What is expected
The following entries are to be repeated exactly, and the pictures are to be left behind.

Dataset
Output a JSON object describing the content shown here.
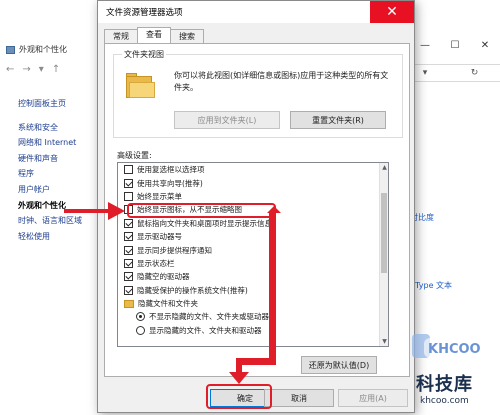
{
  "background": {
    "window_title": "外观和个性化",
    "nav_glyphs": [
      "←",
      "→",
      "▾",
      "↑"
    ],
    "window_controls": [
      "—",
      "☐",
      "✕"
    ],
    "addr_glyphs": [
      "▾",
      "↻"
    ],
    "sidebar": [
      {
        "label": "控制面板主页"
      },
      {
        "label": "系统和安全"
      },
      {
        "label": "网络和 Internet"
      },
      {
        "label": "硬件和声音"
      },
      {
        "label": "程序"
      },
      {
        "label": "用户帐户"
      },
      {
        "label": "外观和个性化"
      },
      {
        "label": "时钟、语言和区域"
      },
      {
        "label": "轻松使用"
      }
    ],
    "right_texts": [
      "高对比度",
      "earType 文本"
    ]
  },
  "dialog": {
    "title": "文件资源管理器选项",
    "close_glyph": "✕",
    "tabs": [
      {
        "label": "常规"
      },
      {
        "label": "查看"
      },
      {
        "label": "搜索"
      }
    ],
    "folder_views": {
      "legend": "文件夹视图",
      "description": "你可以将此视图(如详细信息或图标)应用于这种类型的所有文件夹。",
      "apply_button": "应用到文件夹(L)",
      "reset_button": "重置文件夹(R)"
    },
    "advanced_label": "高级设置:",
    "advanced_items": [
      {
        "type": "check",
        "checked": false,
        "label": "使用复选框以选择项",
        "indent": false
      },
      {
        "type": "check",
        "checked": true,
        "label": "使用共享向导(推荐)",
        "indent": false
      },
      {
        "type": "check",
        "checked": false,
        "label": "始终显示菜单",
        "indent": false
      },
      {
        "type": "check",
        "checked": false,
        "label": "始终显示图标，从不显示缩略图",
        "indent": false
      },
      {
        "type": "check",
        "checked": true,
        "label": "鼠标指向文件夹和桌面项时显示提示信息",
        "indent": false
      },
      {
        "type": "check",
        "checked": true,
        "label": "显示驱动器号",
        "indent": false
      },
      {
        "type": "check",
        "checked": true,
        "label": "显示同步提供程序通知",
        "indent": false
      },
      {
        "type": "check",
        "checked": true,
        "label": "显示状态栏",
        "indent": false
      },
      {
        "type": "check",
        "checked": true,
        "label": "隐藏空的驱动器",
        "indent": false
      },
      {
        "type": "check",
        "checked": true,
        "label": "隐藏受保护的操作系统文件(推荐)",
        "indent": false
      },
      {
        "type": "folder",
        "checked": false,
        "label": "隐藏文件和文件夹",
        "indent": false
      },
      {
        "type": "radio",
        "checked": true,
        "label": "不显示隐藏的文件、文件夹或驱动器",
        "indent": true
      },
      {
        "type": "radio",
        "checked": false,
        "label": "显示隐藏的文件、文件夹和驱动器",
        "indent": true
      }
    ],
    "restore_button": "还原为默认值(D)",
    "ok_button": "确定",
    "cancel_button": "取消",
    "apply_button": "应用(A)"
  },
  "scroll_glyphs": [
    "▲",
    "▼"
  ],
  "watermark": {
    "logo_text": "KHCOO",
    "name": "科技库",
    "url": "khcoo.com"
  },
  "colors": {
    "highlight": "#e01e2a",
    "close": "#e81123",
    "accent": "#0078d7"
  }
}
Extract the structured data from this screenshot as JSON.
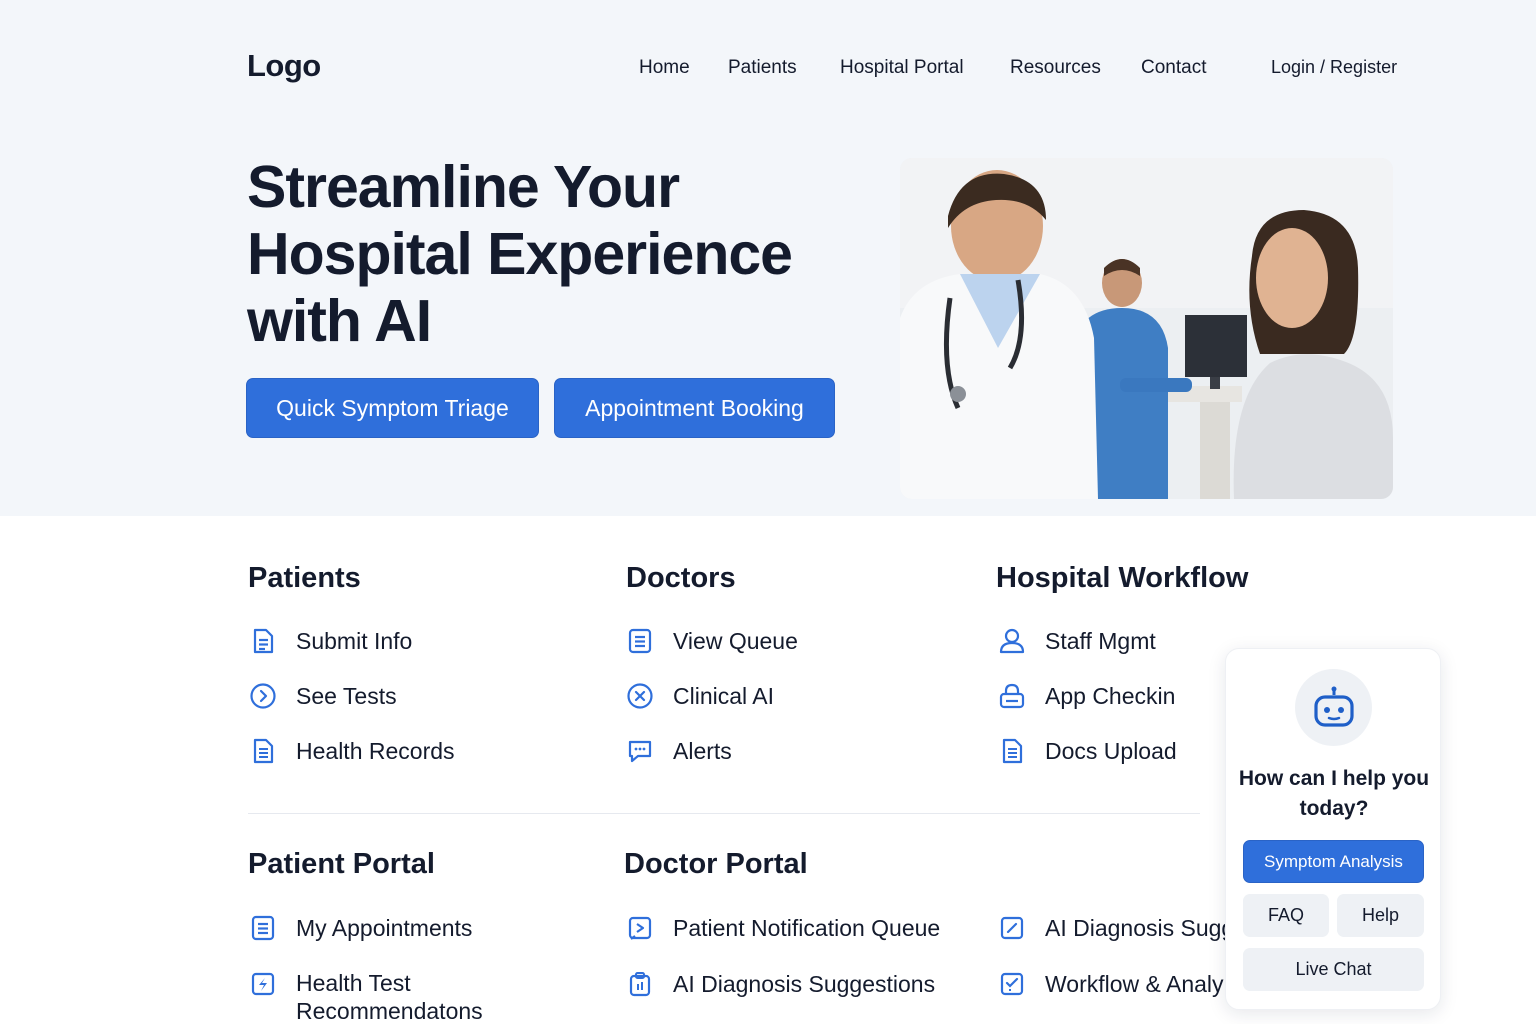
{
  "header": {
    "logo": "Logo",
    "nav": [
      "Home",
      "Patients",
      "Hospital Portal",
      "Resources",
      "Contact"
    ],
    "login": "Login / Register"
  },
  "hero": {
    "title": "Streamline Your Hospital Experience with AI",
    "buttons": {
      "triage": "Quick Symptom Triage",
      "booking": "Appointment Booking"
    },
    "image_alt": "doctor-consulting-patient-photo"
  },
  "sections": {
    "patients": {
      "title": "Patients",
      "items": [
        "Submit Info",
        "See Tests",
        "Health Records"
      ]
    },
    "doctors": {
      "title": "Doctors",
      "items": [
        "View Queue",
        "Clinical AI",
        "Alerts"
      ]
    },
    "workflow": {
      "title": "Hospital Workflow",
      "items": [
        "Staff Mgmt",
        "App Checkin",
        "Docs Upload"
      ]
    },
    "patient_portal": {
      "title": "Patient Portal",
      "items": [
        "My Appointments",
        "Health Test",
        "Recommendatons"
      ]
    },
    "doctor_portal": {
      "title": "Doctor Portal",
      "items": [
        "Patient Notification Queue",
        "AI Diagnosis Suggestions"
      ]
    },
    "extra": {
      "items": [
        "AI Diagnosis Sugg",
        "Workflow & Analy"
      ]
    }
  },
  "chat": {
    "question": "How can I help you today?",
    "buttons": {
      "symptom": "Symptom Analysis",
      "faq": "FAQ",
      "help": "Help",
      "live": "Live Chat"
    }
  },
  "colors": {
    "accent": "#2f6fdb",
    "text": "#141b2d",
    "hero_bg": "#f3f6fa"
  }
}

Response below
Output a JSON object describing the content shown here.
{
  "background": {
    "window_title": "外观和个性化",
    "nav_glyphs": [
      "←",
      "→",
      "▾",
      "↑"
    ],
    "window_controls": [
      "—",
      "☐",
      "✕"
    ],
    "addr_glyphs": [
      "▾",
      "↻"
    ],
    "sidebar": [
      {
        "label": "控制面板主页"
      },
      {
        "label": "系统和安全"
      },
      {
        "label": "网络和 Internet"
      },
      {
        "label": "硬件和声音"
      },
      {
        "label": "程序"
      },
      {
        "label": "用户帐户"
      },
      {
        "label": "外观和个性化"
      },
      {
        "label": "时钟、语言和区域"
      },
      {
        "label": "轻松使用"
      }
    ],
    "right_texts": [
      "高对比度",
      "earType 文本"
    ]
  },
  "dialog": {
    "title": "文件资源管理器选项",
    "close_glyph": "✕",
    "tabs": [
      {
        "label": "常规"
      },
      {
        "label": "查看"
      },
      {
        "label": "搜索"
      }
    ],
    "folder_views": {
      "legend": "文件夹视图",
      "description": "你可以将此视图(如详细信息或图标)应用于这种类型的所有文件夹。",
      "apply_button": "应用到文件夹(L)",
      "reset_button": "重置文件夹(R)"
    },
    "advanced_label": "高级设置:",
    "advanced_items": [
      {
        "type": "check",
        "checked": false,
        "label": "使用复选框以选择项",
        "indent": false
      },
      {
        "type": "check",
        "checked": true,
        "label": "使用共享向导(推荐)",
        "indent": false
      },
      {
        "type": "check",
        "checked": false,
        "label": "始终显示菜单",
        "indent": false
      },
      {
        "type": "check",
        "checked": false,
        "label": "始终显示图标，从不显示缩略图",
        "indent": false
      },
      {
        "type": "check",
        "checked": true,
        "label": "鼠标指向文件夹和桌面项时显示提示信息",
        "indent": false
      },
      {
        "type": "check",
        "checked": true,
        "label": "显示驱动器号",
        "indent": false
      },
      {
        "type": "check",
        "checked": true,
        "label": "显示同步提供程序通知",
        "indent": false
      },
      {
        "type": "check",
        "checked": true,
        "label": "显示状态栏",
        "indent": false
      },
      {
        "type": "check",
        "checked": true,
        "label": "隐藏空的驱动器",
        "indent": false
      },
      {
        "type": "check",
        "checked": true,
        "label": "隐藏受保护的操作系统文件(推荐)",
        "indent": false
      },
      {
        "type": "folder",
        "checked": false,
        "label": "隐藏文件和文件夹",
        "indent": false
      },
      {
        "type": "radio",
        "checked": true,
        "label": "不显示隐藏的文件、文件夹或驱动器",
        "indent": true
      },
      {
        "type": "radio",
        "checked": false,
        "label": "显示隐藏的文件、文件夹和驱动器",
        "indent": true
      }
    ],
    "restore_button": "还原为默认值(D)",
    "ok_button": "确定",
    "cancel_button": "取消",
    "apply_button": "应用(A)"
  },
  "scroll_glyphs": [
    "▲",
    "▼"
  ],
  "watermark": {
    "logo_text": "KHCOO",
    "name": "科技库",
    "url": "khcoo.com"
  },
  "colors": {
    "highlight": "#e01e2a",
    "close": "#e81123",
    "accent": "#0078d7"
  }
}
Extract the structured data from this screenshot as JSON.
{
  "header": {
    "logo": "Logo",
    "nav": [
      "Home",
      "Patients",
      "Hospital Portal",
      "Resources",
      "Contact"
    ],
    "login": "Login / Register"
  },
  "hero": {
    "title": "Streamline Your Hospital Experience with AI",
    "buttons": {
      "triage": "Quick Symptom Triage",
      "booking": "Appointment Booking"
    },
    "image_alt": "doctor-consulting-patient-photo"
  },
  "sections": {
    "patients": {
      "title": "Patients",
      "items": [
        "Submit Info",
        "See Tests",
        "Health Records"
      ]
    },
    "doctors": {
      "title": "Doctors",
      "items": [
        "View Queue",
        "Clinical AI",
        "Alerts"
      ]
    },
    "workflow": {
      "title": "Hospital Workflow",
      "items": [
        "Staff Mgmt",
        "App Checkin",
        "Docs Upload"
      ]
    },
    "patient_portal": {
      "title": "Patient Portal",
      "items": [
        "My Appointments",
        "Health Test",
        "Recommendatons"
      ]
    },
    "doctor_portal": {
      "title": "Doctor Portal",
      "items": [
        "Patient Notification Queue",
        "AI Diagnosis Suggestions"
      ]
    },
    "extra": {
      "items": [
        "AI Diagnosis Sugg",
        "Workflow & Analy"
      ]
    }
  },
  "chat": {
    "question": "How can I help you today?",
    "buttons": {
      "symptom": "Symptom Analysis",
      "faq": "FAQ",
      "help": "Help",
      "live": "Live Chat"
    }
  },
  "colors": {
    "accent": "#2f6fdb",
    "text": "#141b2d",
    "hero_bg": "#f3f6fa"
  }
}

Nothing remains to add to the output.